Given that neither ss 13 or 20 of the Charter were infringed, the Deputy President stated that it was unnecessary to consider the third step of the process outlined in Momcilovic; that is, whether the limit imposed on the rights was justified under s 7(2) of the Charter. Nonetheless, the Deputy President held that if those rights were breached, the limits imposed by cl 54.04-6 were justified, as consideration of any overlooking, and the implementation of mitigation measures, allowed for a proportionate and reasonable response.
The Deputy President then considered the application of s 38 of the Charter. The issue was whether the Council or VCAT, in approving the proposed balcony without a screen, would act in a way that was incompatible with s 13, or, in making the decision, would fail to give proper consideration to the right to privacy.
A similar three-step process applied to the resolution of this issue. Deputy President Dwyer held that the scope of the right to privacy was limited, as s 13 only disallows unlawful or arbitrary interference with that right. Such interference did not occur in this case. The possible overlooking of Mr Davey's property was found not to be unlawful. There was no evidence of any intended nuisance. Nor would any potential interference have been arbitrary. A decision to delete or modify the planning permit condition was only permitted after the reasonable exercise of a regulatory discretion, based upon the particular circumstances of the particular site, and to which Mr Davey had third party rights of objection. Accordingly, the Deputy President held that an unscreened balcony and some overlooking of Mr Davey's property were unlikely to establish a breach of s 38 of the Charter in the main proceedings. Again, it was unnecessary to consider the third step, but the Deputy President held in any case that any limitation upon Mr Davey's right to privacy under s 13 was reasonable and proportionate.
The matter was referred back to Member Sibonis for final decision, having regard to the decision made by the Deputy President on the question of law.
Consideration of the Victorian Charter
Deputy President Dwyer made two noteworthy comments about the application of the Charter more generally. The Deputy President stated that consideration of the Charter in circumstances of potential interference with a person’s privacy or home is ‘not something manifestly different to what is already required to be considered by a Tribunal member making a planning-based decision.’
The Deputy President also commented that despite each case turning on its own facts, it would be a ‘rare and exceptional case’ where a planning scheme provision was not compatible with the Charter, or where a planning discretion was not properly exercised within the limitations of the planning regulatory framework.
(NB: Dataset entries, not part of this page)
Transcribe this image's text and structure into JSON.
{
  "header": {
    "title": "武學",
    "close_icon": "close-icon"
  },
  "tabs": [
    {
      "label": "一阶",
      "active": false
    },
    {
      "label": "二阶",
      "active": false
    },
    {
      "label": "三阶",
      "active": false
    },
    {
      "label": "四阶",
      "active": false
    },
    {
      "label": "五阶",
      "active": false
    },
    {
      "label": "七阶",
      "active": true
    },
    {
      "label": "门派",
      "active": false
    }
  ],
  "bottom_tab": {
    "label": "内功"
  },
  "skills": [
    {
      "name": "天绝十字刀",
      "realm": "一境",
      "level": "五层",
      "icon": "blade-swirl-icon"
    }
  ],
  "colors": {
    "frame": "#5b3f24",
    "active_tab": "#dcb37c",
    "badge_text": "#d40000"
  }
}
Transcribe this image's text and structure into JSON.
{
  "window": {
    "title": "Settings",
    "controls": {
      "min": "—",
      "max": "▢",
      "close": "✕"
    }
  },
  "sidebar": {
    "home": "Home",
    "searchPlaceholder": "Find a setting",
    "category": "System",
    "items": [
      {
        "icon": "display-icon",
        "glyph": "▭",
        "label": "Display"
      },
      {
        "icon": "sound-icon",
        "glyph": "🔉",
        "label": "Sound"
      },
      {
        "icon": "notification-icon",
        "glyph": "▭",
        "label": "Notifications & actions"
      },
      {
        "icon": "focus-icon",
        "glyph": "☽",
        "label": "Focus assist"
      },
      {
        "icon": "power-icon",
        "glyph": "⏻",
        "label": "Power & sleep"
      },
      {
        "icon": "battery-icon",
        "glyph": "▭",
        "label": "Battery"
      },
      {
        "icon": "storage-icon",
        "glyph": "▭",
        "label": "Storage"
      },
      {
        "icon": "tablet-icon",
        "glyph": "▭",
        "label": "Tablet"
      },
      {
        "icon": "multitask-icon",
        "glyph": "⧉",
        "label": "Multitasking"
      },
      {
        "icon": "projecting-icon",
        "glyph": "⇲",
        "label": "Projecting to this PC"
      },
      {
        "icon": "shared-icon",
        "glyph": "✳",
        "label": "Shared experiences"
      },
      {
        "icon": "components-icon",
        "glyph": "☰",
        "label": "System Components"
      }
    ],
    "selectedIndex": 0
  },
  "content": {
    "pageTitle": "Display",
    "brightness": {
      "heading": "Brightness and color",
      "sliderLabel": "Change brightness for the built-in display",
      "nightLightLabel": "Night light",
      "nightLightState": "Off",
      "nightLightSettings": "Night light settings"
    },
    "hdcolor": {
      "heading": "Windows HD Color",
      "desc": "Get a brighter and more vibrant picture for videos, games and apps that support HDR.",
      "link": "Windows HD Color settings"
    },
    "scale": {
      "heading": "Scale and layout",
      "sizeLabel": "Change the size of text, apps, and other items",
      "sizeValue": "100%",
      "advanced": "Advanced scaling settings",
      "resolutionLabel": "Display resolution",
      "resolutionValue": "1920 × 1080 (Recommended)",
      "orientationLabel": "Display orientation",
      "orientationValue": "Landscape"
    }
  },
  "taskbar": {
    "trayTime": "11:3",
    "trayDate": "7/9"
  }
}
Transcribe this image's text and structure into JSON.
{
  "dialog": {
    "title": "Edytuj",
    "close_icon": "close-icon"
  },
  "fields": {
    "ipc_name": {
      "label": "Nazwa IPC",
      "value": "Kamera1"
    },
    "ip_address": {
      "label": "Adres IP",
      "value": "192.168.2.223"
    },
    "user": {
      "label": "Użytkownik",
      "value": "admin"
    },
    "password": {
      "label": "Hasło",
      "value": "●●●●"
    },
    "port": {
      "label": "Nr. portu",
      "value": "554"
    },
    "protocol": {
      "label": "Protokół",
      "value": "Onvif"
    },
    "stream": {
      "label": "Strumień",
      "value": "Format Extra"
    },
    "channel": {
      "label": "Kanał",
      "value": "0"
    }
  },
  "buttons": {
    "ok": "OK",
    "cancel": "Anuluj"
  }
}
This is a result of the qualifications on the right to privacy in s 13 of the Charter, the general limitations clause in s 7(2) of the Charter, and the structure of the planning regulatory framework and planning schemes in Victoria.
The decision is at www.austlii.edu.au/au/cases/vic/VCAT/2010/668.html.
Brad Barr is a Law Graduate with Allens Arthur Robinson